Finally, the fourth event takes place in Newberry, Florida, in May. Competition consists of another 72-arrow round, a match-play elimination round, another team simulation and seven more round-robin matches. After all that, archers will be given a final ranking and a certain number of them will eventually qualify based on the number of Olympic quota spots that Team USA has earned.
At present, Team USA has secured one men’s and one women’s quota spot for the Games. With his gold medal at the 2019 world championships, Olympic medalist Brady Ellison locked up a men’s quota spot for his country.

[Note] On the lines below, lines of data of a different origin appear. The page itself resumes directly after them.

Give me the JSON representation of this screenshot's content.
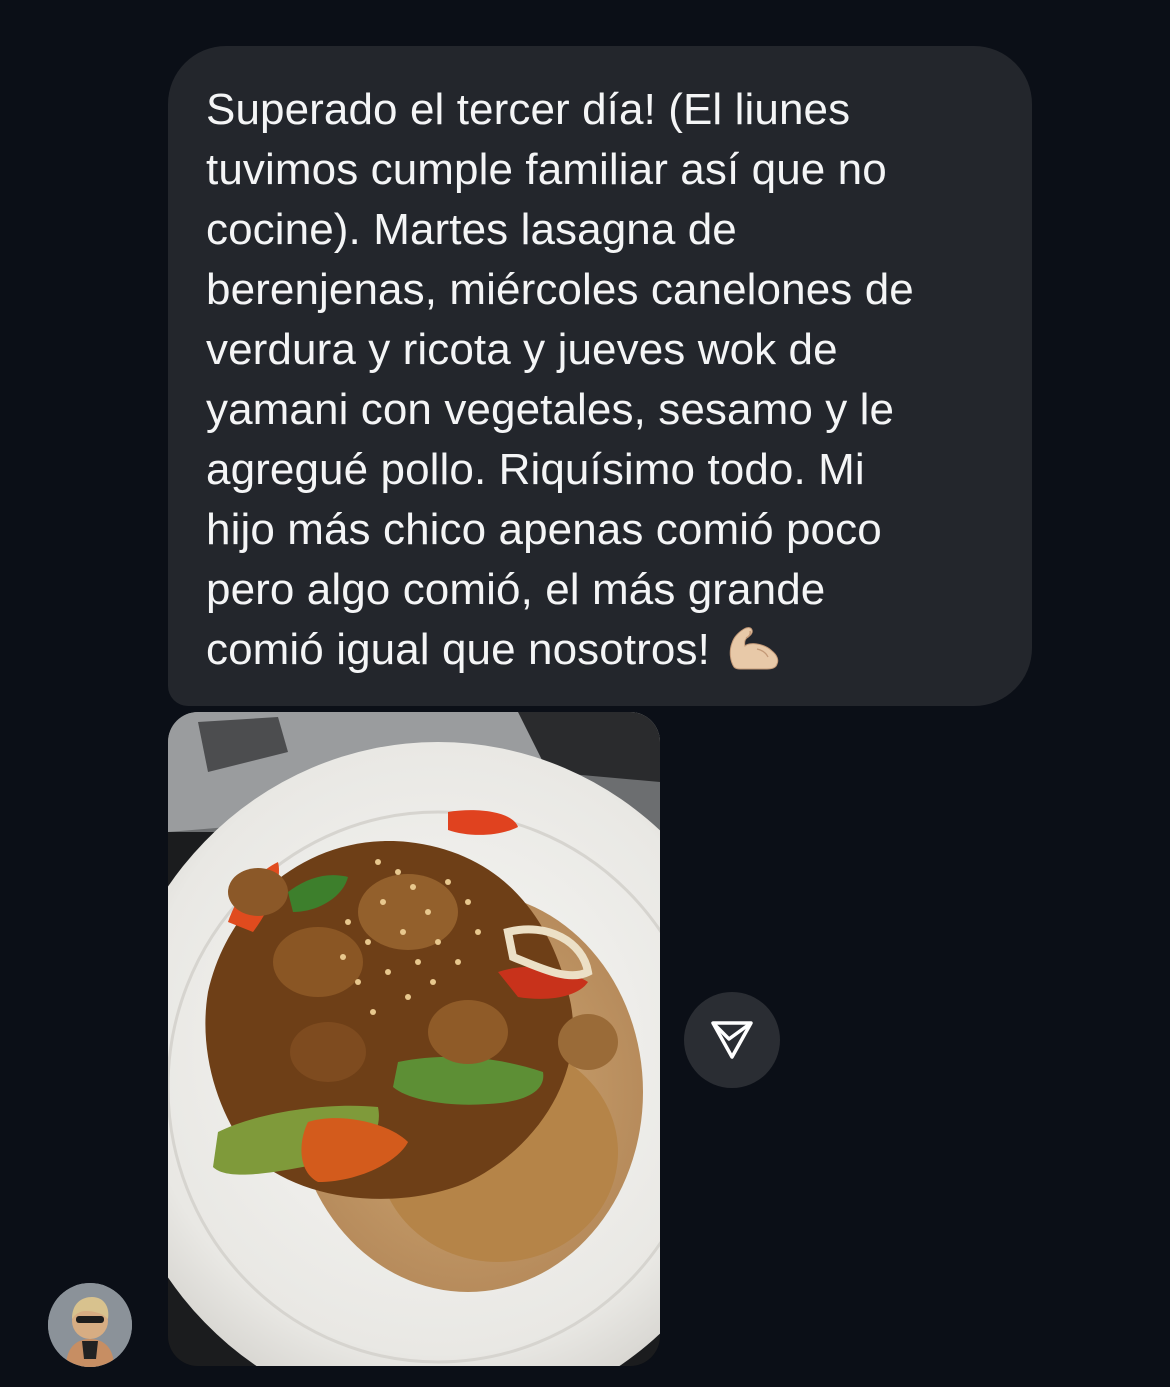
{
  "conversation": {
    "message": {
      "text": "Superado el tercer día! (El liunes\ntuvimos cumple familiar así que no\ncocine). Martes lasagna de\nberenjenas, miércoles canelones de\nverdura y ricota y jueves wok de\nyamani con vegetales, sesamo y le\nagregué pollo. Riquísimo todo. Mi\nhijo más chico apenas comió poco\npero algo comió, el más grande\ncomió igual que nosotros!",
      "emoji": "flexed-biceps-icon"
    },
    "photo": {
      "subject": "food-photo-icon"
    },
    "share_button": {
      "icon": "send-icon"
    },
    "sender": {
      "avatar_icon": "avatar-icon"
    }
  },
  "colors": {
    "background": "#0b0f17",
    "bubble": "#23262c",
    "text": "#f4f5f6",
    "share_button": "#2a2d33"
  }
}
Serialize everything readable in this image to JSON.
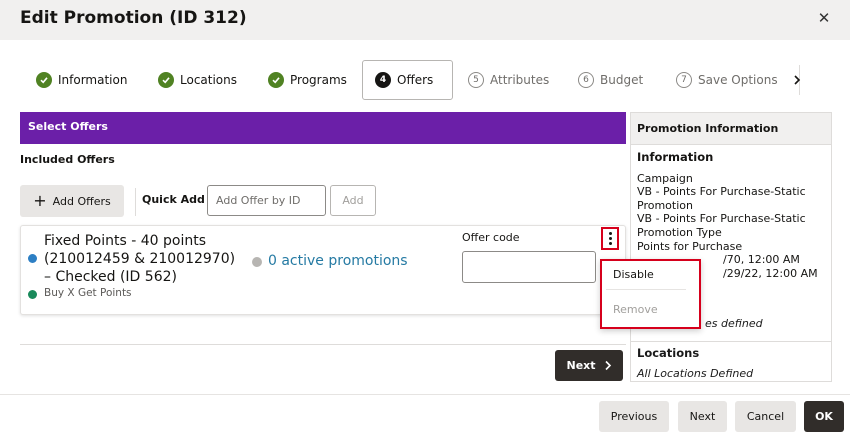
{
  "dialog": {
    "title": "Edit Promotion (ID 312)",
    "close_glyph": "✕"
  },
  "train": {
    "steps": [
      {
        "label": "Information",
        "status": "done",
        "icon": "check-icon"
      },
      {
        "label": "Locations",
        "status": "done",
        "icon": "check-icon"
      },
      {
        "label": "Programs",
        "status": "done",
        "icon": "check-icon"
      },
      {
        "label": "Offers",
        "number": "4",
        "status": "current"
      },
      {
        "label": "Attributes",
        "number": "5",
        "status": "todo"
      },
      {
        "label": "Budget",
        "number": "6",
        "status": "todo"
      },
      {
        "label": "Save Options",
        "number": "7",
        "status": "todo"
      }
    ],
    "next_glyph": "›"
  },
  "select_offers": {
    "header": "Select Offers",
    "included_label": "Included Offers",
    "add_offers_label": "Add Offers",
    "add_offers_glyph": "+",
    "quick_add_label": "Quick Add",
    "quick_add_placeholder": "Add Offer by ID",
    "quick_add_button": "Add"
  },
  "offer": {
    "name": "Fixed Points - 40 points (210012459 & 210012970) – Checked (ID 562)",
    "type": "Buy X Get Points",
    "active_promotions": "0 active promotions",
    "offer_code_label": "Offer code",
    "offer_code_value": ""
  },
  "context_menu": {
    "disable_label": "Disable",
    "remove_label": "Remove"
  },
  "panel_next_label": "Next",
  "promotion_info": {
    "header": "Promotion Information",
    "information_title": "Information",
    "lines": [
      "Campaign",
      "VB - Points For Purchase-Static Promotion",
      "VB - Points For Purchase-Static Promotion Type",
      "Points for Purchase",
      "/70, 12:00 AM",
      "/29/22, 12:00 AM"
    ],
    "partial_defined": "es defined",
    "locations_title": "Locations",
    "locations_value": "All Locations Defined"
  },
  "footer": {
    "previous_label": "Previous",
    "next_label": "Next",
    "cancel_label": "Cancel",
    "ok_label": "OK"
  },
  "colors": {
    "accent_purple": "#6b1fa8",
    "done_green": "#508223",
    "link_blue": "#257aa3",
    "highlight_red": "#d6001c"
  }
}
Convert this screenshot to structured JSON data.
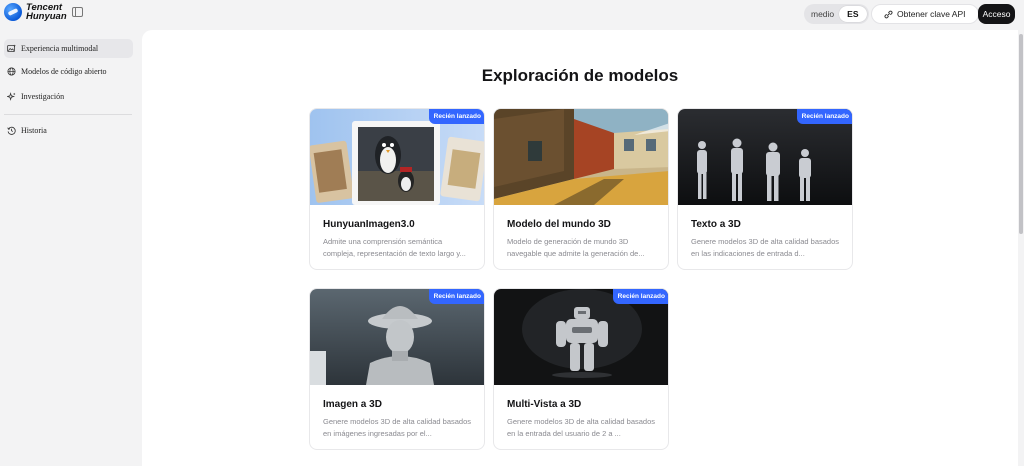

On Sunday at the Pan American Games, the U.S. mixed team’s gold medal also locked up a women’s quota spot. The U.S. will have a final chance to qualify three-person teams at the world cup in Berlin next June. In that case, the top three men and/or top three women at the conclusion of the trials would make the 2020 U.S. Olympic Archery Team. In 2016, Team USA sent three men and one woman to the Games.
With his three Olympic medals and recent world title, world No. 1 Ellison will be one of the favorites to make the Olympic team on the men’s side. Ranked 10th in the world is Jack Williams, who has earned two bronze medals this year on the world cup circuit with the men’s recurve team.
Tops among U.S. women are 15-year-old Casey Kaufhold, five-time Olympian Khatuna Lorig and 2016 Olympian Mackenzie Brown. No U.S. woman has scored an individual world cup medal in quite some time, but Kaufhold and Ellison did win in mixed team in Colombia. She is the reigning outdoor national champion while Lorig is the indoor champ. Lorig and Kaufhold earned silver and bronze at the Pan Am Games.
But with the Opening Ceremony of the Olympic Games less than a year away, the first stage of archery is just the start of Olympic and Paralympic trials season. Over the next 10 months, Olympic trials will take place in 12 sports: archery, boxing, canoe/kayak, diving, gymnastics, rowing, shooting, swimming, table tennis, taekwondo, track and field, and wrestling. Additionally, Paralympic trials will be held in archery, cycling, swimming and track and field.
Todd Kortemeier is a sportswriter, editor and children’s book author from Minneapolis. He is a contributor to TeamUSA.org on behalf of Red Line Editorial, Inc.